This article claims:

In fact, the average 401(k) balance at Fidelity — which holds 16.2 million 401(k) accounts and is consistently ranked as the largest defined contribution record-keeper — was $106,500 as of September 2018.

If that still seems high, consider that averages tend to be skewed by outliers, and in this case, that number is being propped up by those rare millionaires. The median, which represents the middle balance between the highs and lows, is just $24,800.

I think this article is based on two articles from Fidelity [1,2].

In addition to the mean 401k balance ($106k), I am searching for the standard deviation. (Ideally, both as a function of age.)

Are there any sources of data available to the general public? I would really like to see a histogram of the data.

Does the Department of Labor release any summary statistics on 401k's?

  • 2
    It's hilarious that the quote contends that the records are skewed by the outliers insinuating large account balances are the outliers then states the median as though there aren't tons of near zero accounts. Age is the best predictor of wealth, looking at all account balances won't be very insightful as an outlier would be a 30 year old with a million dollars in their 401K, not a 60 year old with a million dollars. – quid Feb 1 at 23:49
  • "The median, which represents the middle balance between the highs and lows." I understand this is a quote. The writing is awful. Median means the middle data point, that half the accounts are a higher balance and half, lower than this number. The wording in the quote implies something else. If the high is $5M, and the low is $1000, it implies a median $2.5M, which is nonsense. – JoeTaxpayer Feb 2 at 3:37
  • Vanguard How America Saves covers through 2017, but may have the detail you are looking for. – Morrison Chang Feb 2 at 3:50
  • This site has numbers based on age: financialsamurai.com/… – gaefan Feb 2 at 15:22
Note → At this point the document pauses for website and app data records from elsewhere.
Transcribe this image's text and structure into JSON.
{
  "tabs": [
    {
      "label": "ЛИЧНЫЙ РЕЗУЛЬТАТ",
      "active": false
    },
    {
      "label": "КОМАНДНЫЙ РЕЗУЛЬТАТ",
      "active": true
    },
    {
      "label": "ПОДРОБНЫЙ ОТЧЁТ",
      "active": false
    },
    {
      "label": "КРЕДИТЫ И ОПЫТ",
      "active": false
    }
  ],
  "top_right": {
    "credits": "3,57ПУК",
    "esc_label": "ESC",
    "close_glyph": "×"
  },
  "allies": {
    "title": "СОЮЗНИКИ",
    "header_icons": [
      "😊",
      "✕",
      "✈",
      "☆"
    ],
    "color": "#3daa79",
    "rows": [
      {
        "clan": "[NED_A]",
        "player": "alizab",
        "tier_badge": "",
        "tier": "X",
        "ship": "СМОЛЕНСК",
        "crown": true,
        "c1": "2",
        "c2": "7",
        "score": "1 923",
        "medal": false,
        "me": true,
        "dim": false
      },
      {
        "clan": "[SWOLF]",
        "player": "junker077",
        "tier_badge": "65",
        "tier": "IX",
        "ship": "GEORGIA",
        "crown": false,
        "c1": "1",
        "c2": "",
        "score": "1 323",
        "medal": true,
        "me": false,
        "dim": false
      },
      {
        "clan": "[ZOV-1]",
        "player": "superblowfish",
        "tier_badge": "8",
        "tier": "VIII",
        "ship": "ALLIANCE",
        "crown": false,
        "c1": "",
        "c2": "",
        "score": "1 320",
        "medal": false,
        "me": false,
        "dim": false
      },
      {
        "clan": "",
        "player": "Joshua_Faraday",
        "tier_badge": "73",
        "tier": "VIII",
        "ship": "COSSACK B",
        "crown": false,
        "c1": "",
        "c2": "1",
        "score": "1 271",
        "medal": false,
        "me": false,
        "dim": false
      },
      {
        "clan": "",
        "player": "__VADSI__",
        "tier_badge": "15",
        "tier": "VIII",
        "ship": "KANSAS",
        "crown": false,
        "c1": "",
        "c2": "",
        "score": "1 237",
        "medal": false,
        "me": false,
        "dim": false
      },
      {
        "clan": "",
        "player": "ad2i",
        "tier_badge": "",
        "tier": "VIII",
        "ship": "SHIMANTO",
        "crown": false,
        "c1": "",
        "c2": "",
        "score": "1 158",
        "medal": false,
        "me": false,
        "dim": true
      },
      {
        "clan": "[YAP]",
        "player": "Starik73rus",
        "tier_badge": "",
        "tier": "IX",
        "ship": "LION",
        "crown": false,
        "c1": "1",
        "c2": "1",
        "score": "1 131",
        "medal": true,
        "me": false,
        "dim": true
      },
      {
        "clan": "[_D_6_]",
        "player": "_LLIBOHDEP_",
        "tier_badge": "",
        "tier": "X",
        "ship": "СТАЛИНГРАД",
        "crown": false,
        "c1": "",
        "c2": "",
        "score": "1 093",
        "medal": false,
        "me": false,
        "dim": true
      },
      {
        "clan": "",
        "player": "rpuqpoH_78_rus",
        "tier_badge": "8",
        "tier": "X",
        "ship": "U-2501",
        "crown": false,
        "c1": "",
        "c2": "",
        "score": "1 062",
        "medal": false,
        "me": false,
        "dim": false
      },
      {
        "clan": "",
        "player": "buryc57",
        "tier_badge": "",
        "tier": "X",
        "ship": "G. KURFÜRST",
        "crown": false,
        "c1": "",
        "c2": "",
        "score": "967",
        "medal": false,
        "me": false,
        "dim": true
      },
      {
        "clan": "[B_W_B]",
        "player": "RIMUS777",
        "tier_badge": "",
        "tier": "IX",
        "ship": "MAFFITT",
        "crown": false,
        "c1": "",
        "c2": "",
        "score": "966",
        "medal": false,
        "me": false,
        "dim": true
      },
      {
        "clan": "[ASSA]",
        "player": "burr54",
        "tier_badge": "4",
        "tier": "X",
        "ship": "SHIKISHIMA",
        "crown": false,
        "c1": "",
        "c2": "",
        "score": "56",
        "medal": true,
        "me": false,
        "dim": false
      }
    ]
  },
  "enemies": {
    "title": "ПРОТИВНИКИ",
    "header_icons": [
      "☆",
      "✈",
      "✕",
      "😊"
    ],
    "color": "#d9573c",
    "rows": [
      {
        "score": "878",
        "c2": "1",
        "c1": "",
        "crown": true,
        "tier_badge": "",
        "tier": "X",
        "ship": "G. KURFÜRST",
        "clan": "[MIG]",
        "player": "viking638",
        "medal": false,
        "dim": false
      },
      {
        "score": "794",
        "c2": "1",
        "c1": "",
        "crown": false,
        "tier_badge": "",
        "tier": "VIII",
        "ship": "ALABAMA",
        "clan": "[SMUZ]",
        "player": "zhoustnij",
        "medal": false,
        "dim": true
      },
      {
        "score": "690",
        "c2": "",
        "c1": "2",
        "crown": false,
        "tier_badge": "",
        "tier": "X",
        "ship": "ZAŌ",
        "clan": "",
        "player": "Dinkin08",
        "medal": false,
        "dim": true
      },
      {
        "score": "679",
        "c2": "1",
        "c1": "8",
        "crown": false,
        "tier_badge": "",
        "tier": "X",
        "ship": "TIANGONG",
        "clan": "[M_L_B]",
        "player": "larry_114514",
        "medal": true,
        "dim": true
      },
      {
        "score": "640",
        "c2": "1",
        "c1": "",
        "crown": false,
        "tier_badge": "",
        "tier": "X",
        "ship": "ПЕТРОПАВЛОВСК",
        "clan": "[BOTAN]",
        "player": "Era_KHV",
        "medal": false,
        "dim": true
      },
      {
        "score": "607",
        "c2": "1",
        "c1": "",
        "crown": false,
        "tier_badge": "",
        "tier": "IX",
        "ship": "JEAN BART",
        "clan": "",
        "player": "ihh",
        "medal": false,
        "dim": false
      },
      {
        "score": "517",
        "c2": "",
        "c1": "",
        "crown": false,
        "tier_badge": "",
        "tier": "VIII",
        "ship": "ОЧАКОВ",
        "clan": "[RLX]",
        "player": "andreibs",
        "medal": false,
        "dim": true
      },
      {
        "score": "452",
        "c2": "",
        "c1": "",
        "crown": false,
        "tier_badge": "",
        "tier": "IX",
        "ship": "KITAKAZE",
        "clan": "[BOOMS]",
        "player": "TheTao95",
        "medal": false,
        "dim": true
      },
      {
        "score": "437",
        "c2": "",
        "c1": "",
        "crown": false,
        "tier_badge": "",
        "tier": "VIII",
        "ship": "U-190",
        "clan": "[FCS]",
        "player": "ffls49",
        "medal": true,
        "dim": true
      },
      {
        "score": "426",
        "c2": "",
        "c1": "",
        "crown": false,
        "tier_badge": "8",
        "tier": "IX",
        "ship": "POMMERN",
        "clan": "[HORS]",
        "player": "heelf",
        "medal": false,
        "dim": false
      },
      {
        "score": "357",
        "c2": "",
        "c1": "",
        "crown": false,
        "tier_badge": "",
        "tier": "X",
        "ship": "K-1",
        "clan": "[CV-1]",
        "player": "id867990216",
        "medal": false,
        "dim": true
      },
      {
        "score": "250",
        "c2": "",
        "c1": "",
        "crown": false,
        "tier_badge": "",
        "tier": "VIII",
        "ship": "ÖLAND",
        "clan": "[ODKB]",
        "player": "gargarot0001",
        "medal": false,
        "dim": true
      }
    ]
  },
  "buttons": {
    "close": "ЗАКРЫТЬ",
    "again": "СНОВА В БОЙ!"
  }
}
Does the Department of Labor release any summary statistics on 401k's?

The problem with getting the statistics on 401K funds is that the employer only knows how much was contributed. This includes pre-tax, post-tax or Roth from the employee, and company match or other contributions from the employer. Once the funds are out of the hands of the employer they have no idea if the investments are aggressive, conservative, or something in-between.

The problem with all these statistics from the fund managers is that they are like looking through a window made to resemble a kaleidoscope.

  • I have worked for 5 companies over my career, the longest for 16 years the shortest for 18 months. For that shortest employer I was in my 40's and hired late in the year. So when they reported their statistics that year it sure looked like I was an employee that had saved almost nothing and was unprepared for retirement.

  • Once the employee leaves active employment with an employer they have a contract with the 401K managers view of the funds becomes even more skewed. There are no more deposits which for small accounts the deposits are the greatest source of increasing balances. Some leaving employees will roll the money into another 401K or into an IRA, so the data is lost to the old manager.

These disconnects always make me wonder if anything can even be learned by the summarized data. Too much depends on the differences between employees stages and the job hopping characteristics. The only way to get good data would be if it was collected at the federal level, but that would require collecting data that even the IRS doesn't care about.

  • I'm only looking for a histogram of retirement account balances (401k, IRA, etc) by age, but I agree that the statistics you mention would be skewed. – Seth Feb 2 at 17:14
  • 1
    @Seth why do you think the existence such a histogram is even plausible? There is no centralized database of 401k balances, or even contributions; the closest to reporting is a "contributed" checkbox on W2s. There are tens of thousands of companies that let their employees contribute to 401ks, and dozens if not hundreds of providers. Not to mention balances are confidential and highly sensitive. – Kevin Feb 2 at 20:23
  • @Kevin I assume that the government monitors everything. Keeping up with the balances in retirement accounts doesn't seem implausible to me. – Seth Feb 4 at 4:12

Your Answer

By clicking “Post Your Answer”, you agree to our terms of service, privacy policy and cookie policy

Not the answer you're looking for? Browse other questions tagged or ask your own question.